Last week anti-pot activist Kevin Sabet, in the midst of a seven-city "marijuana education" tour of Oregon, complained that he is "extremely misunderstood." In an interview with The Oregonian, Sabet, a former drug policy adviser in the Obama administration, emphasized that he is not one of those crazy pot prohibitionists who say marijuana is an inevitably addictive "devil's weed" that leads to heroin. Instead he is one of those slippery pot prohibitionists who likens cannabis consumption to drunk driving:
I am not here on a "reefer madness" tour. I am here to talk about the truth, which is most people who try marijuana will not become addicted—just like most drunk drivers won't get into a fatal car crash and most people who don't wear helmets won't get into a bicycle crash.

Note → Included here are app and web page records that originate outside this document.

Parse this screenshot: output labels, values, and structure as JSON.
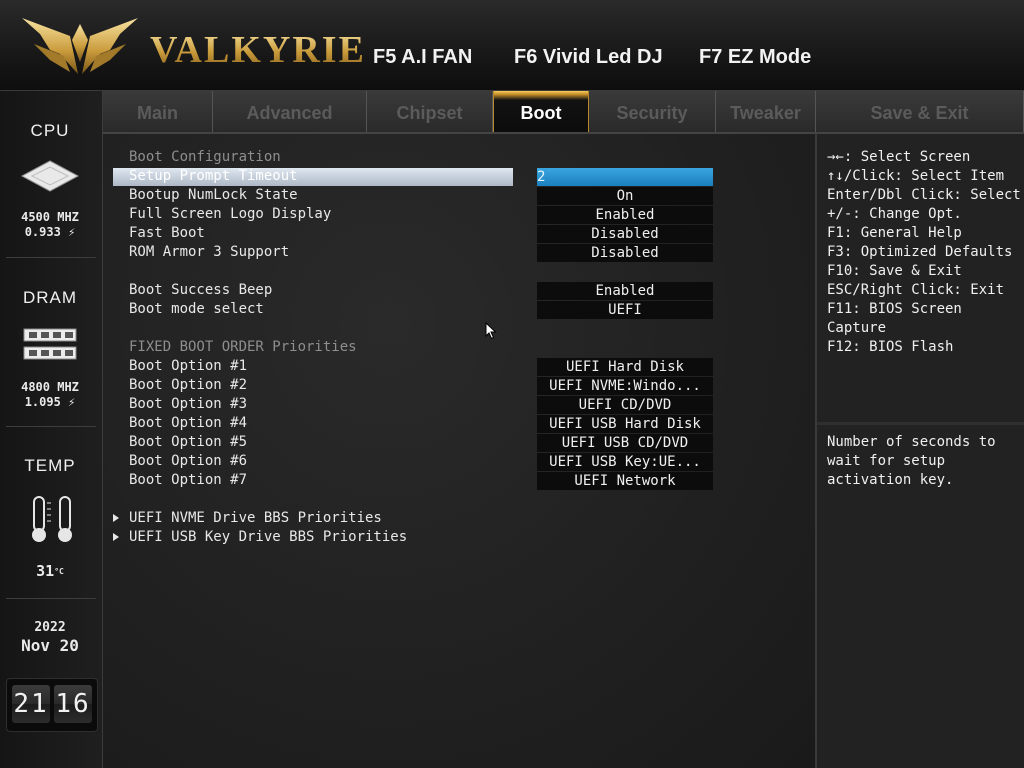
{
  "header": {
    "brand": "VALKYRIE",
    "fkeys": [
      "F5 A.I FAN",
      "F6 Vivid Led DJ",
      "F7 EZ Mode"
    ]
  },
  "tabs": [
    "Main",
    "Advanced",
    "Chipset",
    "Boot",
    "Security",
    "Tweaker",
    "Save & Exit"
  ],
  "active_tab": "Boot",
  "sidebar": {
    "cpu_title": "CPU",
    "cpu_freq": "4500 MHZ",
    "cpu_volt": "0.933",
    "dram_title": "DRAM",
    "dram_freq": "4800 MHZ",
    "dram_volt": "1.095",
    "temp_title": "TEMP",
    "temp_value": "31",
    "temp_unit": "°C",
    "year": "2022",
    "month_day": "Nov 20",
    "clock_hours": "21",
    "clock_minutes": "16"
  },
  "settings": [
    {
      "label": "Boot Configuration",
      "section": true
    },
    {
      "label": "Setup Prompt Timeout",
      "value": "2",
      "selected": true
    },
    {
      "label": "Bootup NumLock State",
      "value": "On"
    },
    {
      "label": "Full Screen Logo Display",
      "value": "Enabled"
    },
    {
      "label": "Fast Boot",
      "value": "Disabled"
    },
    {
      "label": "ROM Armor 3 Support",
      "value": "Disabled"
    },
    {
      "label": "Boot Success Beep",
      "value": "Enabled"
    },
    {
      "label": "Boot mode select",
      "value": "UEFI"
    },
    {
      "label": "FIXED BOOT ORDER Priorities",
      "section": true
    },
    {
      "label": "Boot Option #1",
      "value": "UEFI Hard Disk"
    },
    {
      "label": "Boot Option #2",
      "value": "UEFI NVME:Windo..."
    },
    {
      "label": "Boot Option #3",
      "value": "UEFI CD/DVD"
    },
    {
      "label": "Boot Option #4",
      "value": "UEFI USB Hard Disk"
    },
    {
      "label": "Boot Option #5",
      "value": "UEFI USB CD/DVD"
    },
    {
      "label": "Boot Option #6",
      "value": "UEFI USB Key:UE..."
    },
    {
      "label": "Boot Option #7",
      "value": "UEFI Network"
    },
    {
      "label": "UEFI NVME Drive BBS Priorities",
      "submenu": true
    },
    {
      "label": "UEFI USB Key Drive BBS Priorities",
      "submenu": true
    }
  ],
  "help_keys": [
    "→←: Select Screen",
    "↑↓/Click: Select Item",
    "Enter/Dbl Click: Select",
    "+/-: Change Opt.",
    "F1: General Help",
    "F3: Optimized Defaults",
    "F10: Save & Exit",
    "ESC/Right Click: Exit",
    "F11: BIOS Screen",
    "Capture",
    "F12: BIOS Flash"
  ],
  "item_help": [
    "Number of seconds to",
    "wait for setup",
    "activation key."
  ],
  "colors": {
    "gold": "#d8b760",
    "selection": "#b8c3cf",
    "value_input": "#2a93d0"
  }
}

If Sabet really wanted to put the addictive potential of marijuana into perspective, he would compare the percentage of pot smokers who become heavy users to the percentage of drinkers who become alcoholics. But since the latter percentage is higher, such a comparison would have raised uncomfortable questions about why booze is legal but pot is not. Likewise, if Sabet wanted to talk about the danger of stoned driving in an honest way, he would have compared it to the danger of drunk driving. But since alcohol impairs driving ability more dramatically than marijuana does, that comparison also would have cast doubt on the fairness and rationality of the policy Sabet favors. So instead Sabet compared cannabis consumption to drunk driving, thereby insinuating that all marijuana use, no matter the dose or context, puts other people at risk.
A little more subtly, Sabet worries that "there has been a lot of misinformation about marijuana, mainly because people tend to focus on their own experiences or the experiences of others they know." Who are you going to believe, Kevin Sabet or your lying eyes? Sabet says the truth about marijuana can be found not in the actual experiences of typical consumers but in the opinions of "the American Medical Association or the American Society of Addiction Medicine or the National Alliance on Mental Illness." Yet all these groups specialize in detecting, describing, and dealing with marijuana abuse. Like cops and prosecutors, physicians, psychiatrists, social workers, and addiction treatment specialists do not see a representative sample of cannabis consumers in the course of their work. They see a sample that is strongly skewed toward excessive use and antisocial behavior, which may help explain why Sabet so casually compares pot smoking to driving while intoxicated.
Sabet's tour, which concluded less than two weeks before Oregon voters will start receiving ballots that include Measure 91, a marijuana legalization initiative, originally was supposed to include 13 stops. It was scaled back after critics complained that money from federal anti-drug grants was being improperly used for what looked like part of the No on 91 campaign. Sabet insisted "these are educational events, not political events." The Oregon Health Authority's Addictions and Mental Health Division disagreed, deciding not to participate in the events to avoid running afoul of a state law barring public servants from politicking on the taxpayer's dime.